Southeast Asian haze killed over 100,000
A SMOG outbreak in Southeast Asia last year may have caused over 100,000 premature deaths, according to a new study released yesterday that triggered calls for action to tackle the “killer haze”.
Researchers from Harvard and Columbia universities in the US estimated there were more than 90,000 early deaths in Indonesia in areas closest to haze-belching fires, and several thousand more in neighbouring Singapore and Malaysia.
The new estimate, reached using a complex analytical model, is far higher than the previous official death toll given by authorities of just 19 deaths in Indonesia.
“If nothing changes, this killer haze will carry on taking a terrible toll, year after year,” said Greenpeace Indonesia campaigner Yuyun Indradi.
“Failure to act immediately to stem the loss of life would be a crime.”
Indonesian authorities have previously insisted they are stepping up haze-fighting efforts by banning the granting of new land for palm oil plantations and establishing an agency to restore devastated peatlands.
The haze is an annual problem caused by fires set in forests and on carbon-rich peatland in Indonesia to quickly and cheaply clear land for palm oil and pulpwood plantations.
The blazes occur mainly on Indonesia’s western Sumatra island and the Indonesian part of Borneo, with monsoon winds typically blowing the haze over Singapore and Malaysia.
Last year’s fires were among the worst in memory and cloaked large parts of the region in choking smog for weeks, causing huge numbers to fall ill and sending diplomatic tensions soaring.
The new study combined satellite data with models of health impacts from smoke exposure and readings from pollution monitoring stations, and estimated that 100,300 had died prematurely due to last year’s fires across the three countries.
They estimated there were 91,600 deaths in Indonesia, 6500 in Malaysia and 2200 in Singapore.
Greenpeace hailed the “groundbreaking” study they said for the first time gave a detailed breakdown of deaths from last year’s fires, but cautioned that the figure was a “conservative estimate”.
The study only looked at health impacts on adults and the effect of dangerous fine-particulate matter, known as PM 2.5. It did not examine the effect on youngsters or of the other toxins produced by the blazes.

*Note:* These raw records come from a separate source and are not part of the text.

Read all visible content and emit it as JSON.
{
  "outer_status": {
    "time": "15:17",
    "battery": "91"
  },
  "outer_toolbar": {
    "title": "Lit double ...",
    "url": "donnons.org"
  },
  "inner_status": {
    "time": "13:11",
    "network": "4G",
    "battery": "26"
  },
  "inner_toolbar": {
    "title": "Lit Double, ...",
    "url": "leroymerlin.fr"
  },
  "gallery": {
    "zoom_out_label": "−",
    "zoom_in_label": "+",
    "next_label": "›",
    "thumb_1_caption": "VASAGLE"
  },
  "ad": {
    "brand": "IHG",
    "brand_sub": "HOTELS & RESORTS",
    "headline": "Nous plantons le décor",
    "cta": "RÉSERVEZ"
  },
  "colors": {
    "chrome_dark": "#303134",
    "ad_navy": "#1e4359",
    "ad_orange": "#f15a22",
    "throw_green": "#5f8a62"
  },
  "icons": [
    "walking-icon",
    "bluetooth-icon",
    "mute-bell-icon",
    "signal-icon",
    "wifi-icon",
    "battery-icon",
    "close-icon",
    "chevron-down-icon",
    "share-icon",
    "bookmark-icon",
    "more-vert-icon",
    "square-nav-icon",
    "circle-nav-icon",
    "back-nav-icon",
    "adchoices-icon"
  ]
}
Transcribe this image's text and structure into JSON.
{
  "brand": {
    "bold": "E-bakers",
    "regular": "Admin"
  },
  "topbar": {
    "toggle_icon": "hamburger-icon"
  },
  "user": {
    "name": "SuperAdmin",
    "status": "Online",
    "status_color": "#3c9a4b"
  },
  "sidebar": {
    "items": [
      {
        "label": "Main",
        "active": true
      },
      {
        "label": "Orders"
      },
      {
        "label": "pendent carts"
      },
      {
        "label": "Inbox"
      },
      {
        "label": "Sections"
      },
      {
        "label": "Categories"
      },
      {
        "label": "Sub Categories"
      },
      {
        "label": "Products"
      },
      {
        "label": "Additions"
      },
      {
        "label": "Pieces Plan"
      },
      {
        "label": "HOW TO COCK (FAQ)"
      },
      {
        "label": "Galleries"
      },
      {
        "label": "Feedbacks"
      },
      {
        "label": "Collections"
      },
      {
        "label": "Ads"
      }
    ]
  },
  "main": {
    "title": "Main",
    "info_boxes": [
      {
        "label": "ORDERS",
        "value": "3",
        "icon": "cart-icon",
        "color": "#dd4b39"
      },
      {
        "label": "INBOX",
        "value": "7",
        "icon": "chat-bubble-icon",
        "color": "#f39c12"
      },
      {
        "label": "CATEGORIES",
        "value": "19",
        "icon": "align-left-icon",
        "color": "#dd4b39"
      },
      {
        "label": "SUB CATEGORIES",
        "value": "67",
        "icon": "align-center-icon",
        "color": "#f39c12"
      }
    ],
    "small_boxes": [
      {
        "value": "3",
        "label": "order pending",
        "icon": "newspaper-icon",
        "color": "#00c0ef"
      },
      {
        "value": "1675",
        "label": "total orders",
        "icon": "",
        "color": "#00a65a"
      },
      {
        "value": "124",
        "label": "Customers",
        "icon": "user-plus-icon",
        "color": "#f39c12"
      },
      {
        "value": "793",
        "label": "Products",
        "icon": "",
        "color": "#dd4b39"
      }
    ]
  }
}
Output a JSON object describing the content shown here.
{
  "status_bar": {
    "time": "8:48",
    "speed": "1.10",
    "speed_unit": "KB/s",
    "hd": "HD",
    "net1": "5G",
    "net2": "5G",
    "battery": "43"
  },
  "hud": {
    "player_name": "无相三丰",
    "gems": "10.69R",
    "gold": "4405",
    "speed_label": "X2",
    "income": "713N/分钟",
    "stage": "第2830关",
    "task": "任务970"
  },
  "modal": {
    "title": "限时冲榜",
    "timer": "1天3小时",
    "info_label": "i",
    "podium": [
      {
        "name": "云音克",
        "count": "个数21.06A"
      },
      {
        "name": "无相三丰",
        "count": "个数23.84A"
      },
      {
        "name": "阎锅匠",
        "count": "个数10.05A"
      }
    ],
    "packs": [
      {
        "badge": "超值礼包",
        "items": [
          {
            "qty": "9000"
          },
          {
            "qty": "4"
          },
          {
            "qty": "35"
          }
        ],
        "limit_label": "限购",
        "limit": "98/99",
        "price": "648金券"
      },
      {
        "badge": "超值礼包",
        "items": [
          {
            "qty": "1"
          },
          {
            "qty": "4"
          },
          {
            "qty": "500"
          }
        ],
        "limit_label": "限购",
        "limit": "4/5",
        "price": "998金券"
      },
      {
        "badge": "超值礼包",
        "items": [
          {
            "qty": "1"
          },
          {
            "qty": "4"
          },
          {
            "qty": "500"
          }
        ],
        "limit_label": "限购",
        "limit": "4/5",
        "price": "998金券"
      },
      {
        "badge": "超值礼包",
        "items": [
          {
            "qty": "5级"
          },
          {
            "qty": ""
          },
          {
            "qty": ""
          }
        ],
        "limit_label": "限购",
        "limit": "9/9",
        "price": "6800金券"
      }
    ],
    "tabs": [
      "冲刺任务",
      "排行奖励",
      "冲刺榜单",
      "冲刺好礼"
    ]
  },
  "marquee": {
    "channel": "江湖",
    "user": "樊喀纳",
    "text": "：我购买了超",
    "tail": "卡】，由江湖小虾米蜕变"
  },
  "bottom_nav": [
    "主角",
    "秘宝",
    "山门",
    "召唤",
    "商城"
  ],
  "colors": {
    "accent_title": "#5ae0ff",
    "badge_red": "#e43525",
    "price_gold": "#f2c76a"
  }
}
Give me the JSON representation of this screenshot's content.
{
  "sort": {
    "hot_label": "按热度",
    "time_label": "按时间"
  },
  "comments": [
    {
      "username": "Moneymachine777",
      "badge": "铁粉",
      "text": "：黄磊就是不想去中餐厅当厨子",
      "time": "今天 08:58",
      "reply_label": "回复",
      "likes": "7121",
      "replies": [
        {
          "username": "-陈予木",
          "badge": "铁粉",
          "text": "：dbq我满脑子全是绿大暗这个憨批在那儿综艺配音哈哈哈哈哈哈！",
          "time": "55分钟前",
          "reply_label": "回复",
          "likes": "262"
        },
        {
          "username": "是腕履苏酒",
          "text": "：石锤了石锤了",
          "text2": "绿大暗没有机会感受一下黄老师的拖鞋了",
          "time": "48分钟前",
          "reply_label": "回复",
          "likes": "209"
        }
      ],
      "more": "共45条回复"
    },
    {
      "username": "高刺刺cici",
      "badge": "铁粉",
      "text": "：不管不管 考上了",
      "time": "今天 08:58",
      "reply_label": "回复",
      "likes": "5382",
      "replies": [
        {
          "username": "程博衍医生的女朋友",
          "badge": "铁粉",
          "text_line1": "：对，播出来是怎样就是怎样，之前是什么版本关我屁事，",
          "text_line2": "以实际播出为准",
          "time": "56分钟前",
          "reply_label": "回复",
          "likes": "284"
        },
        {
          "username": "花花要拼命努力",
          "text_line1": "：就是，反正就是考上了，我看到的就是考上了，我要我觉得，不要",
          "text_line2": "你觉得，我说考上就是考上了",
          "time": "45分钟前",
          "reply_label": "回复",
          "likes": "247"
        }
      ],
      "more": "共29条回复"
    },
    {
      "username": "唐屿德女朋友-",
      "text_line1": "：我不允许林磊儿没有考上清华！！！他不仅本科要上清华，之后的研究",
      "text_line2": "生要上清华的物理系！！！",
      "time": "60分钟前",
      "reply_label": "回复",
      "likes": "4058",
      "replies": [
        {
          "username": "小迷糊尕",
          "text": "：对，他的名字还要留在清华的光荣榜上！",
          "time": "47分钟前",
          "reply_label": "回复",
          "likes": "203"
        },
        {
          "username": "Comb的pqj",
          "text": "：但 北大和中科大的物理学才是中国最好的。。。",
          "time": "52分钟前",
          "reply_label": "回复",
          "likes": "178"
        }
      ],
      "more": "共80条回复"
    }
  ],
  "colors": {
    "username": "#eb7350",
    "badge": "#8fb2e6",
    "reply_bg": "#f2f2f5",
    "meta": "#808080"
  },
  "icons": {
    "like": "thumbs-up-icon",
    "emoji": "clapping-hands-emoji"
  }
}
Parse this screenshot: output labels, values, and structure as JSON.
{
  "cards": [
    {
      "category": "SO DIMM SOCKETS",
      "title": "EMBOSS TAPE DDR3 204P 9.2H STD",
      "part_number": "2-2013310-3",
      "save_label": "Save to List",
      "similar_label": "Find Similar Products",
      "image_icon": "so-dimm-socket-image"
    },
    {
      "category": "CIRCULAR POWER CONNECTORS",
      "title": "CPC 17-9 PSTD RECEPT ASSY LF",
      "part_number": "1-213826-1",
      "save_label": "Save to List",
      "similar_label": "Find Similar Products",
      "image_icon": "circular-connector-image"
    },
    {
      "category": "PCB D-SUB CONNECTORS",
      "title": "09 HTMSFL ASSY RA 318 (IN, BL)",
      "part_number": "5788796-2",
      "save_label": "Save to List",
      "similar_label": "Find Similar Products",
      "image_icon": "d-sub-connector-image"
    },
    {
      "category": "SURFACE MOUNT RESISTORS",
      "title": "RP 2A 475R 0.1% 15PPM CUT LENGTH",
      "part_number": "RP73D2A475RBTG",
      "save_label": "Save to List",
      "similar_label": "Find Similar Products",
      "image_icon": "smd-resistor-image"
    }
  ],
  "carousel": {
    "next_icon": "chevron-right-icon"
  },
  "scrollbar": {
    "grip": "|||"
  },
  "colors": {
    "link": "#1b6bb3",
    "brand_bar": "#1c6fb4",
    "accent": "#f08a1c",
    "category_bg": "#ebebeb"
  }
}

In reality, infants are some of the most at risk from the haze, said Dr Nursyam Ibrahim from the West Kalimantan province branch of the Indonesian Medical Association on Borneo.
“We are the doctors who care for the vulnerable groups exposed to toxic smoke in every medical centre, and we know how awful it is to see the disease symptoms experienced by babies and children in our care,” said Dr Nursyam. –